Jnana Yajna 64

Year & Dates:

December 06, 1959 to December 26, 1959

Yajna Topic:

Shrimad Bhagavad Gita- Chapter 2


Mangalore, India.

Mangaluru had savored, for the first time in 1958, the transformational taste of Vedanta through Pujya Gurudev’s Jnana Yajna. So, when the news spread that He was coming to enlighten all on the treasured wisdom of Srimad Bhagavad Gita – Chapter 2, auspicious cheer filled Mangaluru. The Government College Authority hastened to offer the biggest of its playgrounds  as the yajnashala for Pujya Gurudev’s 64th Jnana Yajna. 

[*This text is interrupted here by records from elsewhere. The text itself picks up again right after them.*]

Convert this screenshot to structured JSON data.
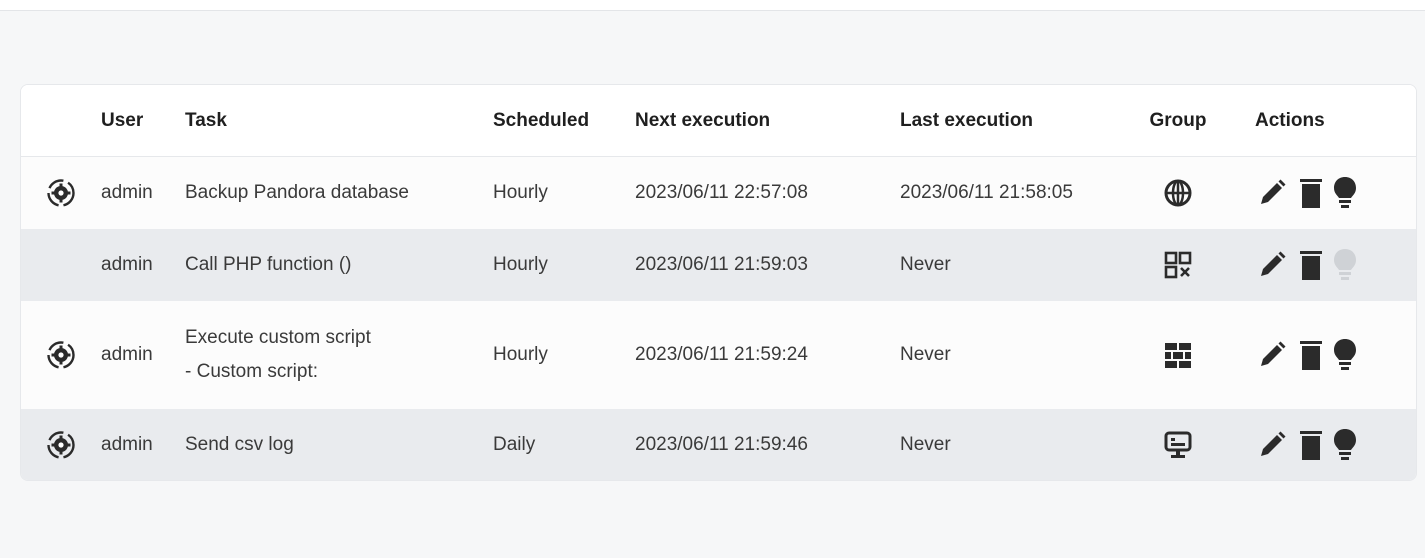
{
  "table": {
    "columns": {
      "user": "User",
      "task": "Task",
      "scheduled": "Scheduled",
      "next_execution": "Next execution",
      "last_execution": "Last execution",
      "group": "Group",
      "actions": "Actions"
    },
    "rows": [
      {
        "running_icon": "gear-cycle-icon",
        "user": "admin",
        "task": "Backup Pandora database",
        "scheduled": "Hourly",
        "next_execution": "2023/06/11 22:57:08",
        "last_execution": "2023/06/11 21:58:05",
        "group_icon": "globe-icon",
        "actions": [
          "edit-icon",
          "delete-icon",
          "bulb-icon"
        ],
        "enabled": true
      },
      {
        "running_icon": "",
        "user": "admin",
        "task": "Call PHP function ()",
        "scheduled": "Hourly",
        "next_execution": "2023/06/11 21:59:03",
        "last_execution": "Never",
        "group_icon": "grid-x-icon",
        "actions": [
          "edit-icon",
          "delete-icon",
          "bulb-icon"
        ],
        "enabled": false
      },
      {
        "running_icon": "gear-cycle-icon",
        "user": "admin",
        "task": "Execute custom script",
        "task_detail": "- Custom script:",
        "scheduled": "Hourly",
        "next_execution": "2023/06/11 21:59:24",
        "last_execution": "Never",
        "group_icon": "bricks-icon",
        "actions": [
          "edit-icon",
          "delete-icon",
          "bulb-icon"
        ],
        "enabled": true
      },
      {
        "running_icon": "gear-cycle-icon",
        "user": "admin",
        "task": "Send csv log",
        "scheduled": "Daily",
        "next_execution": "2023/06/11 21:59:46",
        "last_execution": "Never",
        "group_icon": "monitor-icon",
        "actions": [
          "edit-icon",
          "delete-icon",
          "bulb-icon"
        ],
        "enabled": true
      }
    ]
  },
  "colors": {
    "row_alt": "#e9ebee",
    "row_base": "#fcfcfc",
    "icon": "#2b2b2b",
    "icon_disabled": "#cfd2d6"
  }
}
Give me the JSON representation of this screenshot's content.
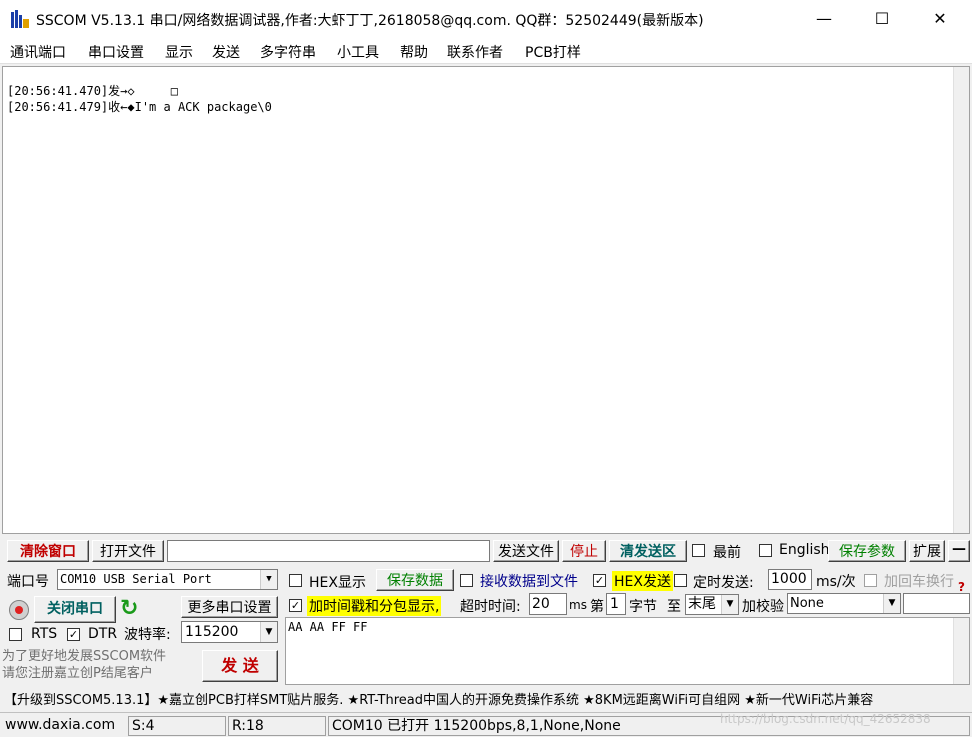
{
  "window": {
    "title": "SSCOM V5.13.1 串口/网络数据调试器,作者:大虾丁丁,2618058@qq.com. QQ群：52502449(最新版本)",
    "minimize": "—",
    "maximize": "☐",
    "close": "✕"
  },
  "menu": [
    "通讯端口",
    "串口设置",
    "显示",
    "发送",
    "多字符串",
    "小工具",
    "帮助",
    "联系作者",
    "PCB打样"
  ],
  "receive": {
    "lines": [
      "[20:56:41.470]发→◇     □",
      "[20:56:41.479]收←◆I'm a ACK package\\0"
    ]
  },
  "toolbar": {
    "clear_window": "清除窗口",
    "open_file": "打开文件",
    "file_path": "",
    "send_file": "发送文件",
    "stop": "停止",
    "clear_send": "清发送区",
    "topmost": "最前",
    "english": "English",
    "save_params": "保存参数",
    "expand": "扩展",
    "collapse": "—"
  },
  "port": {
    "port_label": "端口号",
    "port_value": "COM10 USB Serial Port",
    "close_port": "关闭串口",
    "more_settings": "更多串口设置",
    "rts": "RTS",
    "dtr": "DTR",
    "baud_label": "波特率:",
    "baud_value": "115200"
  },
  "options": {
    "hex_display": "HEX显示",
    "save_data": "保存数据",
    "recv_to_file": "接收数据到文件",
    "hex_send": "HEX发送",
    "timed_send": "定时发送:",
    "timed_value": "1000",
    "timed_unit": "ms/次",
    "add_crlf": "加回车换行",
    "timestamp": "加时间戳和分包显示,",
    "timeout_label": "超时时间:",
    "timeout_value": "20",
    "timeout_unit": "ms",
    "byte_prefix": "第",
    "byte_value": "1",
    "byte_unit": "字节",
    "to_label": "至",
    "to_value": "末尾",
    "checksum_label": "加校验",
    "checksum_value": "None"
  },
  "send": {
    "content": "AA AA FF FF",
    "promo": "为了更好地发展SSCOM软件\n请您注册嘉立创P结尾客户",
    "send_button": "发  送"
  },
  "ad_bar": "【升级到SSCOM5.13.1】★嘉立创PCB打样SMT贴片服务. ★RT-Thread中国人的开源免费操作系统 ★8KM远距离WiFi可自组网 ★新一代WiFi芯片兼容",
  "status": {
    "website": "www.daxia.com",
    "sent": "S:4",
    "received": "R:18",
    "port_status": "COM10 已打开  115200bps,8,1,None,None",
    "watermark": "https://blog.csdn.net/qq_42652838"
  }
}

The inauguration at 6 pm on Dec.6, 1959 was marked with delight and discipline for dedicated learning. The Chinmaya Bala Vihar children who offered flower petals and chanted the Gita delighted Pujya Gurudev. The discipline which the audience displayed indicated their eagerness. And, Dr. T. M. P. Mahadevan, the head of the Department of Philosophy in Madras University and a great exponent of Bhagavan Ramana Maharshi’s teachings, inaugurated the Gita Jnana Yajna. 

Blessed by Bhagavan Krishna

At Mangalore, in the morning sessions that started at 7:30 am, Pujya Gurudev first completed the final verses of Atma Bodha left unexplained from the previous yajna. By that very act, Pujya Gurudev indicated how He cared for the seekers’ thorough understanding. Only after that, did He launch into the glorious Mundakopanishad as the audience doubled in number.

The sparks from the second chapter of Gita were brilliant. To learn how to serve and then come to deserve, to look at death as simply a change from a worn-out attire, to elevate duty with knowledge and surrender, to adopt the qualities of a Sthitaprajna witnessing life like one of those two symbolic birds of Mundakopanishad -the Upanishad in the morning and the Gita in the evening just flowed into each other and flowed through the aspirants.

Hearing how enriching Pujya Gurudev’s Gita Jnana Yajna was, His Holiness Swami Raghumanya Thirtha, pontiff of Palimar Mutt (1947-2000), met Pujya Gurudev who offered the Madhwa sannyasi a separate stage and invited him to address the audience in Kannada on the final day of the yajna.

Pujya Gurudev then visited the temple for Sri Krishna installed over 850 years ago in Udupi by Sri Madhwacharya, the Master of Dvaita philosophy. That evening, a young black cow walked regally into the yajnashala during Pujya Gurudev’s description of the “Divine Song of Gopalanandana” and unhurriedly moved through the thousands close to the dais where Pujya Gurudev was and then exited quietly. Later when a devotee wondered aloud, “Was it Gopalakrishna who had paid a return visit to Pujya Gurudev?” Pujya Gurudev just smiled.

The eye-and heart catching Laksharchana, the Gangajal Prokshana with the holy Ganges water brought down from Rishikesh, and the reverential Guru Dakshina ceremony with the prasad booklet entitled “As I think” made the yajnashala a powerhouse of spirituality. The crowning touch to the Jnana Yajna was the yatra to the sacred temple of Lord Subrahmanya. The 300 devotees were immersed in the bliss of satsang with Pujya Gurudev and the Avabhruta Snana in the nearby river ‘Kumaradhari.’ When Pujya Gurudev directed the group to meditate in solitude in a scenic river bed at the confluence of the Netravati and the Kumaradhari rivers, the serene silence that engulfed all was the lasting takeaway from a noteworthy yajna.

Photo Gallery

“Think,” Says Pujya Gurudev 

The three inseparable Gunas always remain in the inner constitution of every living creature in varying proportions. The mind and intellect are constituted of this stuff. To go beyond these three temperaments is to literally go beyond the mind. If there is an alloy constituted of copper, Zinc and tin, and a pot is made of that alloy, then to remove all tin, zinc and copper from the pot is to destroy the pot completely. Tea is made of hot water, tea leaves, sugar and milk; and form a cup of tea if you are asked to remove these four aspects of it, it amounts to saying ‘empty the cup’, In the direct language of the Upanishads, man has been advised to transcend the mind and intellect, and they promise that the individual shall thereby re-discover himself to be God. This direct explanation came to frighten the Hindu folk out of the Arvan-fold and here the Call  of the Renaissance also means the same but puts it in different words when it says: “Arjuna, transcend the Gunas.”

From Tyagi Magazine

Where is your Mind?

Delve into the Bhagavad Gita’s teachings on mindful living and learn how to integrate its principles into your everyday activities. Explore the concept of yoga as dexterity in action and uncover practical strategies for staying present and focused in all your endeavors.